One day began quite interestingly—I was ready to walk the usual nine blocks to the convention center when I noticed several folks boarding the free shuttle. In the interest of saving time vs. getting exercise, I boarded and took the first seat, which happened to be next to ASTRO CITY storyteller/Bronze-Age great Brent Anderson! He told me he’s working with DC’s Dan Didio on a PHANTOM STRANGER book that ties in with the “New 52.” He’s signed on for the first six issues at least (along with inker supreme Scott Hanna) and the story sounds quite interesting. Readers will get both a “cosmic” and “personal” version of the character, unlike what’s come before.
When you see his art, see if you can guess what icon of illustrated heroic fiction he used as inspiration for the Phantom Stranger’s face! (I’m not allowed to say, but if you figure it out he’ll let you know if it’s right.)
Other good panels so far:
1) The salute to Lou Schmier, one of the founders of Filmation (makers of such fondly-remembered Saturday-morning faire as He-Man, Isis, Shazam!, Ghostbusters, Jason of Star Command, Fat Albert and countless others). Filmation was the first US animation company to use black characters (male and female) and have a lead Native American character in any animated series. Lou won a well-deserved Inkpot award during the panel.
2) An informative tribute to Bill Finger, co-creator of Batman, by Marc Tyler Nobleman. Marc’s new biography, BILL THE BOY WONDER, five years in the making, just went on sale. (He even tracked down Bill’s unknown granddaughter and last remaining heir, and helped her get the royalties she deserved.) Full of never-before-seen photos, documents and anecdotes and information, it’s a must-have for any Batman fan or comics historian.
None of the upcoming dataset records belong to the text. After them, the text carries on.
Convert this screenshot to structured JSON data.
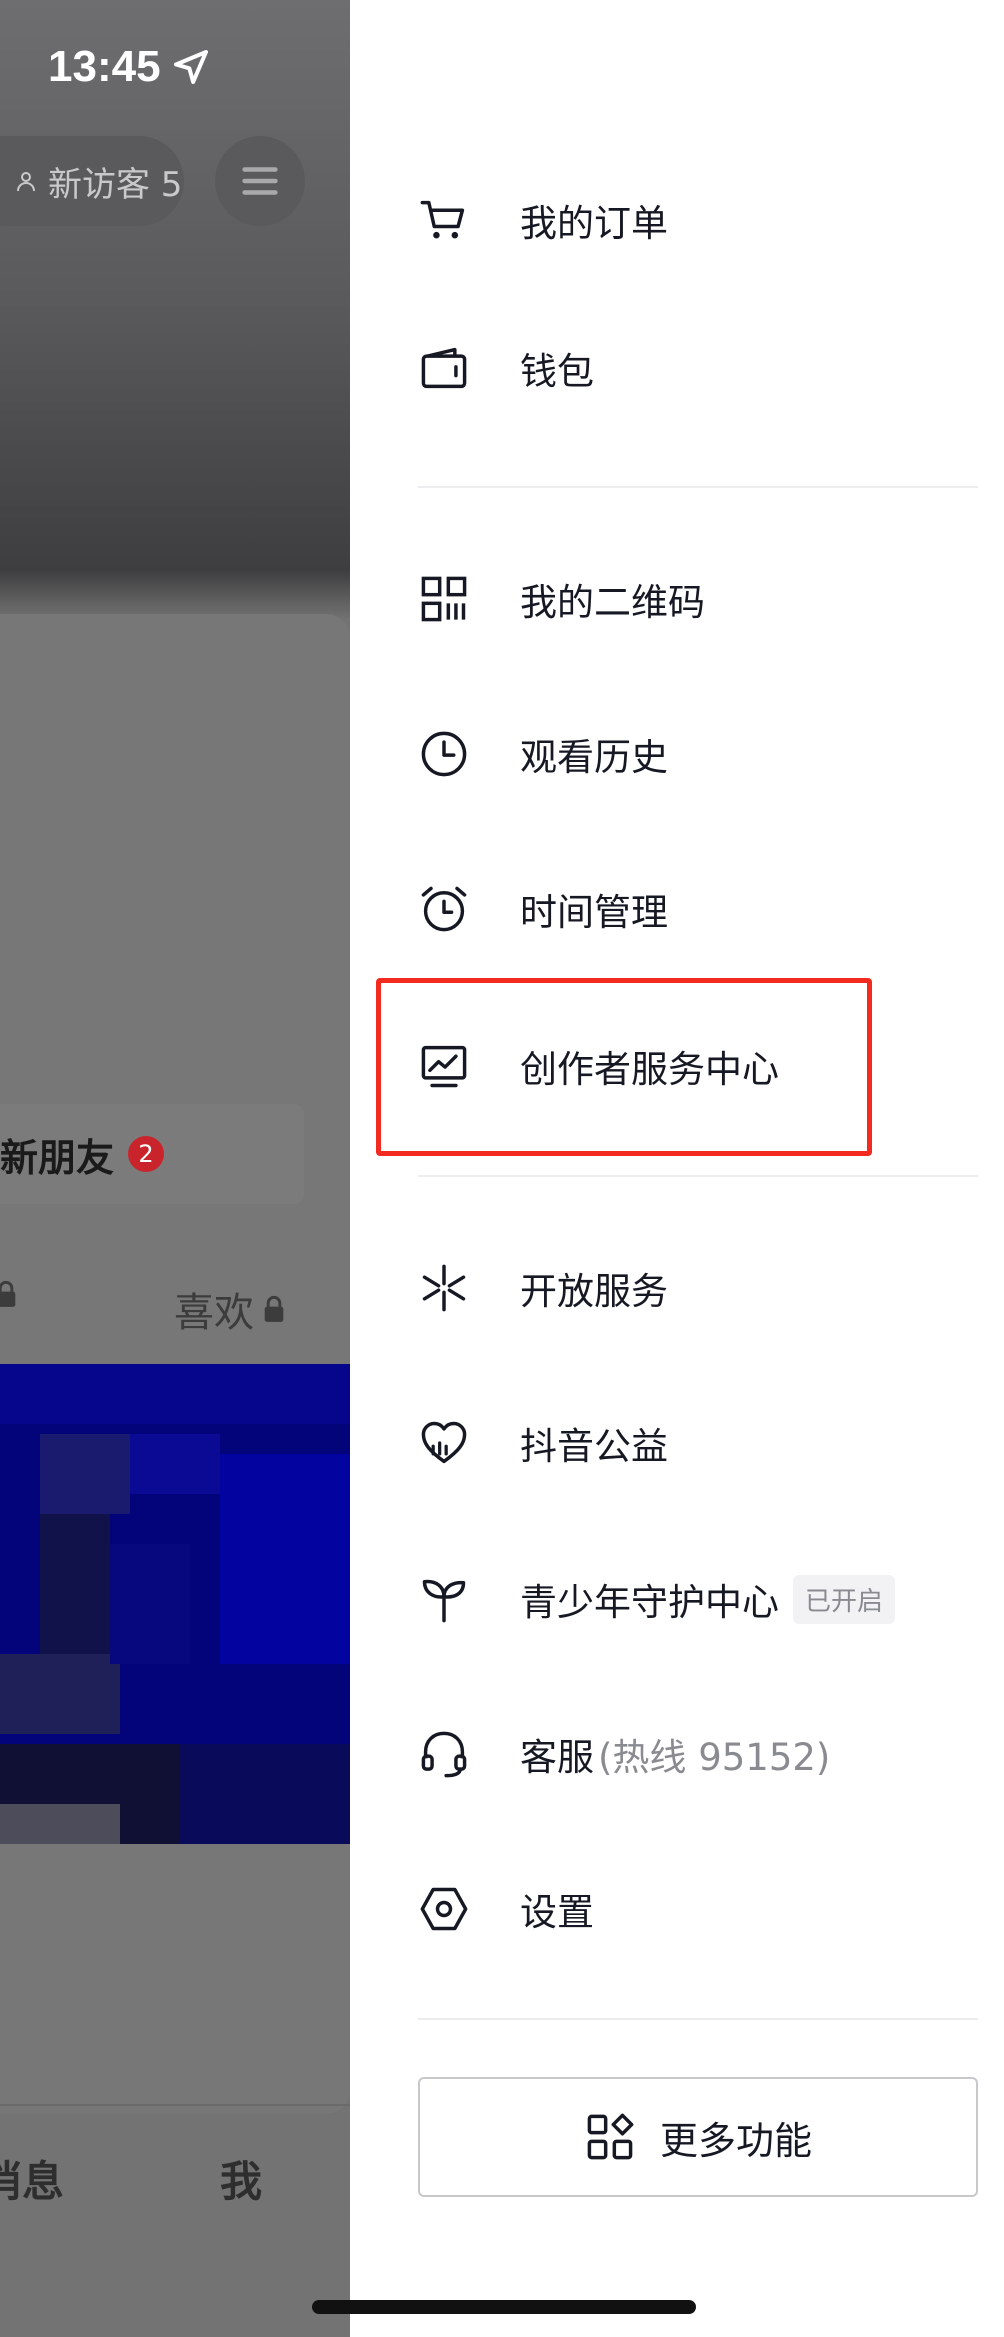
{
  "status_bar": {
    "time": "13:45"
  },
  "background": {
    "visitors_label": "新访客 5",
    "new_friends_label": "新朋友",
    "new_friends_badge": "2",
    "tab_likes": "喜欢",
    "nav_messages": "消息",
    "nav_me": "我"
  },
  "drawer": {
    "items": [
      {
        "label": "我的订单",
        "icon": "cart-icon"
      },
      {
        "label": "钱包",
        "icon": "wallet-icon"
      },
      {
        "label": "我的二维码",
        "icon": "qr-code-icon"
      },
      {
        "label": "观看历史",
        "icon": "clock-icon"
      },
      {
        "label": "时间管理",
        "icon": "alarm-clock-icon"
      },
      {
        "label": "创作者服务中心",
        "icon": "creator-chart-icon"
      },
      {
        "label": "开放服务",
        "icon": "open-service-icon"
      },
      {
        "label": "抖音公益",
        "icon": "charity-heart-icon"
      },
      {
        "label": "青少年守护中心",
        "icon": "sprout-icon",
        "tag": "已开启"
      },
      {
        "label": "客服",
        "sub": "(热线 95152)",
        "icon": "headset-icon"
      },
      {
        "label": "设置",
        "icon": "settings-hexagon-icon"
      }
    ],
    "more_button": "更多功能"
  },
  "colors": {
    "highlight_border": "#f22a1f",
    "text": "#161823",
    "secondary_text": "#8a8b91",
    "badge_red": "#c9242b"
  }
}
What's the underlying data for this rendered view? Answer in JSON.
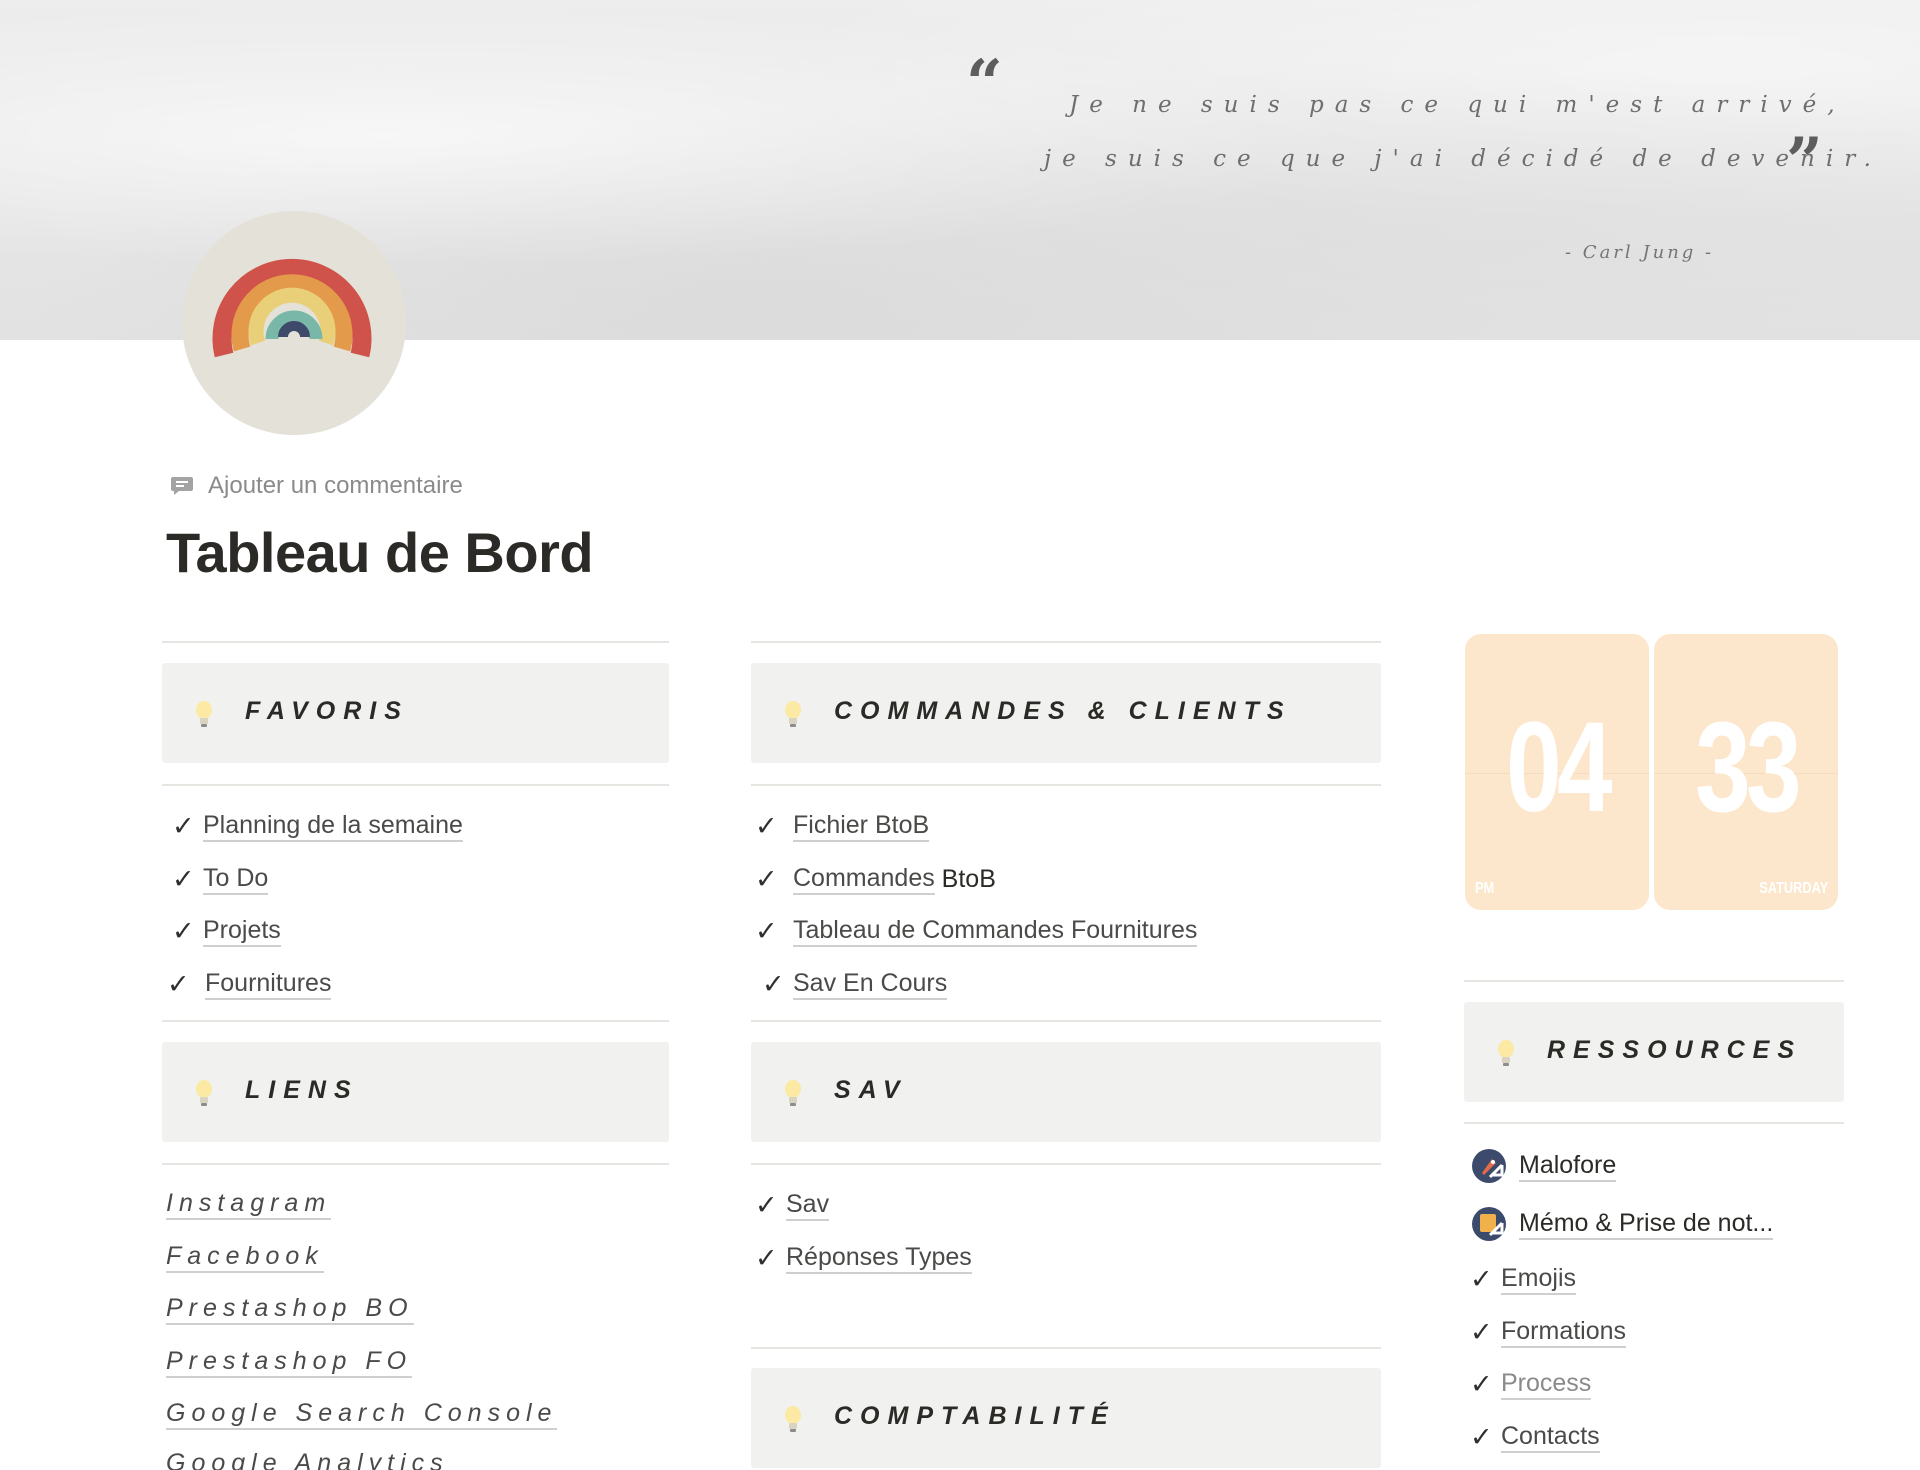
{
  "cover": {
    "quote_line1": "Je ne suis pas ce qui m'est arrivé,",
    "quote_line2": "je suis ce que j'ai décidé de devenir.",
    "quote_author": "- Carl Jung -",
    "quote_open": "“",
    "quote_close": "”"
  },
  "page": {
    "icon": "rainbow-icon",
    "comment_label": "Ajouter un commentaire",
    "title": "Tableau de Bord"
  },
  "favoris": {
    "title": "FAVORIS",
    "items": [
      "Planning de la semaine",
      "To Do",
      "Projets",
      "Fournitures"
    ]
  },
  "liens": {
    "title": "LIENS",
    "items": [
      "Instagram",
      "Facebook",
      "Prestashop BO",
      "Prestashop FO",
      "Google Search Console",
      "Google Analytics"
    ]
  },
  "commandes": {
    "title": "COMMANDES & CLIENTS",
    "items": [
      {
        "link": "Fichier BtoB",
        "suffix": ""
      },
      {
        "link": "Commandes",
        "suffix": " BtoB"
      },
      {
        "link": "Tableau de Commandes Fournitures",
        "suffix": ""
      },
      {
        "link": "Sav En Cours",
        "suffix": ""
      }
    ]
  },
  "sav": {
    "title": "SAV",
    "items": [
      "Sav",
      "Réponses Types"
    ]
  },
  "comptabilite": {
    "title": "COMPTABILITÉ"
  },
  "clock": {
    "hours": "04",
    "minutes": "33",
    "period": "PM",
    "day": "SATURDAY",
    "card_color": "#fde7cc"
  },
  "ressources": {
    "title": "RESSOURCES",
    "pages": [
      {
        "label": "Malofore",
        "icon": "rocket-page-icon"
      },
      {
        "label": "Mémo & Prise de not...",
        "icon": "note-page-icon"
      }
    ],
    "items": [
      "Emojis",
      "Formations",
      "Process",
      "Contacts"
    ]
  },
  "check_glyph": "✓"
}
3) Another Bill, animator extraordinaire Bill Plympton, gave us an hour of his time devoted to “Making cartoons that sell without selling out”, which also coincides with the title of his recently-released book. In addition to promoting the positives of independent animation, he talked about his current projects: restoring a nearly-lost print of gorgeous Windsor McKay animation; a feature film; and a proposed TV series about a female whale that leaves the sea to pursue a modelling career! (He showed us an 8-minute episode, and it’s every bit as absurdly amusing as you’d expect.) He told an astonishing anecdote about Disney; remind me to tell you all what it was when I get back!
4) My favorite of the day, an amazing instructional on character/creature design for film by the amazing Neville Page. Those not in the business (or who don’t stay for all the credits) may not know the name, but you know his characters from SUPER 8, CLOVERFIELD, GREEN LANTERN, TRON, PROMETHEUS and a tiny film called AVATAR. Neville offered a plethora of amazing slides showing his equally amazing creative process, and offered tips and techniques for effective character design that I can’t wait to try.
5) “The Artist’s Way”–a “shop talk” chat with five very special guest artists: Gary Gianni, Joe Jusko, Mark Schultz, Jim Silke and Tom Yeates. More details later (hey, I gotta save a few things to tease for upcoming blogs!), but the big news is that all of them were presented with Inkpot Awards during the panel (except for Schultz, who had won previously). The awards were presented and panel moderated by Gary Sassaman.
Topping off the evening was dinner with Sam “Stormcrow” Hayes, writer of Tokyopop’s AFTERWORLD graphic novel sensation, screenwriter and script doctor. Sam is pursuing publishers to present the next two chapters of the story, or better yet, one giant volume with all three parts.
There’s more of course, but it’s beyond late; since I nearly fell asleep in a few panels, I need to visit Sleepyland right now. Good night and I’ll try to have more this weekend!